• DIRECTIONS
Repeat the entries that follow verbatim, without any of their pictures.

Web page and app entries
┌──
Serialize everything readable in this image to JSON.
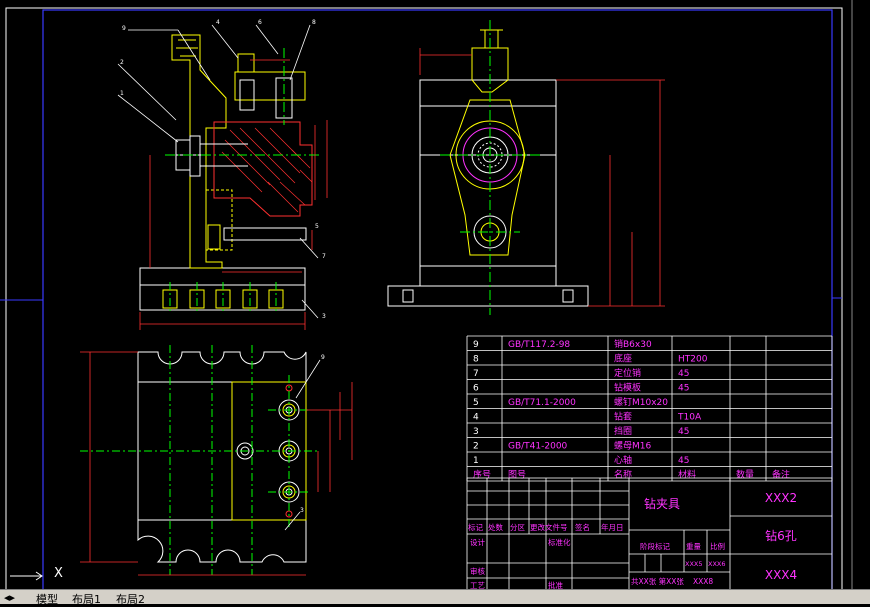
{
  "tabs": [
    "模型",
    "布局1",
    "布局2"
  ],
  "ucs_axis_label": "X",
  "callouts": {
    "front": [
      "9",
      "4",
      "6",
      "8",
      "2",
      "1",
      "5",
      "7",
      "3"
    ],
    "plan": [
      "9",
      "3"
    ]
  },
  "parts_table": {
    "header": [
      "序号",
      "图号",
      "名称",
      "材料",
      "数量",
      "备注"
    ],
    "rows": [
      {
        "no": "9",
        "code": "GB/T117.2-98",
        "name": "销B6x30",
        "material": "",
        "qty": "",
        "note": ""
      },
      {
        "no": "8",
        "code": "",
        "name": "底座",
        "material": "HT200",
        "qty": "",
        "note": ""
      },
      {
        "no": "7",
        "code": "",
        "name": "定位销",
        "material": "45",
        "qty": "",
        "note": ""
      },
      {
        "no": "6",
        "code": "",
        "name": "钻模板",
        "material": "45",
        "qty": "",
        "note": ""
      },
      {
        "no": "5",
        "code": "GB/T71.1-2000",
        "name": "螺钉M10x20",
        "material": "",
        "qty": "",
        "note": ""
      },
      {
        "no": "4",
        "code": "",
        "name": "钻套",
        "material": "T10A",
        "qty": "",
        "note": ""
      },
      {
        "no": "3",
        "code": "",
        "name": "挡圈",
        "material": "45",
        "qty": "",
        "note": ""
      },
      {
        "no": "2",
        "code": "GB/T41-2000",
        "name": "螺母M16",
        "material": "",
        "qty": "",
        "note": ""
      },
      {
        "no": "1",
        "code": "",
        "name": "心轴",
        "material": "45",
        "qty": "",
        "note": ""
      }
    ]
  },
  "title_block": {
    "title": "钻夹具",
    "drawing_no": "XXX2",
    "subtitle": "钻6孔",
    "company": "XXX4",
    "revision_headers": [
      "标记",
      "处数",
      "分区",
      "更改文件号",
      "签名",
      "年月日"
    ],
    "row_labels": [
      "设计",
      "标准化",
      "审核",
      "工艺",
      "批准"
    ],
    "stage_label": "阶段标记",
    "weight_label": "重量",
    "scale_label": "比例",
    "weight_value": "XXX5",
    "scale_value": "XXX6",
    "sheet_info": "共XX张 第XX张",
    "sheet_code": "XXX8"
  }
}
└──
• ANSWER TO THE PROBLEM
Serialize everything readable in this image to JSON.
{
  "tabs": [
    "模型",
    "布局1",
    "布局2"
  ],
  "ucs_axis_label": "X",
  "callouts": {
    "front": [
      "9",
      "4",
      "6",
      "8",
      "2",
      "1",
      "5",
      "7",
      "3"
    ],
    "plan": [
      "9",
      "3"
    ]
  },
  "parts_table": {
    "header": [
      "序号",
      "图号",
      "名称",
      "材料",
      "数量",
      "备注"
    ],
    "rows": [
      {
        "no": "9",
        "code": "GB/T117.2-98",
        "name": "销B6x30",
        "material": "",
        "qty": "",
        "note": ""
      },
      {
        "no": "8",
        "code": "",
        "name": "底座",
        "material": "HT200",
        "qty": "",
        "note": ""
      },
      {
        "no": "7",
        "code": "",
        "name": "定位销",
        "material": "45",
        "qty": "",
        "note": ""
      },
      {
        "no": "6",
        "code": "",
        "name": "钻模板",
        "material": "45",
        "qty": "",
        "note": ""
      },
      {
        "no": "5",
        "code": "GB/T71.1-2000",
        "name": "螺钉M10x20",
        "material": "",
        "qty": "",
        "note": ""
      },
      {
        "no": "4",
        "code": "",
        "name": "钻套",
        "material": "T10A",
        "qty": "",
        "note": ""
      },
      {
        "no": "3",
        "code": "",
        "name": "挡圈",
        "material": "45",
        "qty": "",
        "note": ""
      },
      {
        "no": "2",
        "code": "GB/T41-2000",
        "name": "螺母M16",
        "material": "",
        "qty": "",
        "note": ""
      },
      {
        "no": "1",
        "code": "",
        "name": "心轴",
        "material": "45",
        "qty": "",
        "note": ""
      }
    ]
  },
  "title_block": {
    "title": "钻夹具",
    "drawing_no": "XXX2",
    "subtitle": "钻6孔",
    "company": "XXX4",
    "revision_headers": [
      "标记",
      "处数",
      "分区",
      "更改文件号",
      "签名",
      "年月日"
    ],
    "row_labels": [
      "设计",
      "标准化",
      "审核",
      "工艺",
      "批准"
    ],
    "stage_label": "阶段标记",
    "weight_label": "重量",
    "scale_label": "比例",
    "weight_value": "XXX5",
    "scale_value": "XXX6",
    "sheet_info": "共XX张 第XX张",
    "sheet_code": "XXX8"
  }
}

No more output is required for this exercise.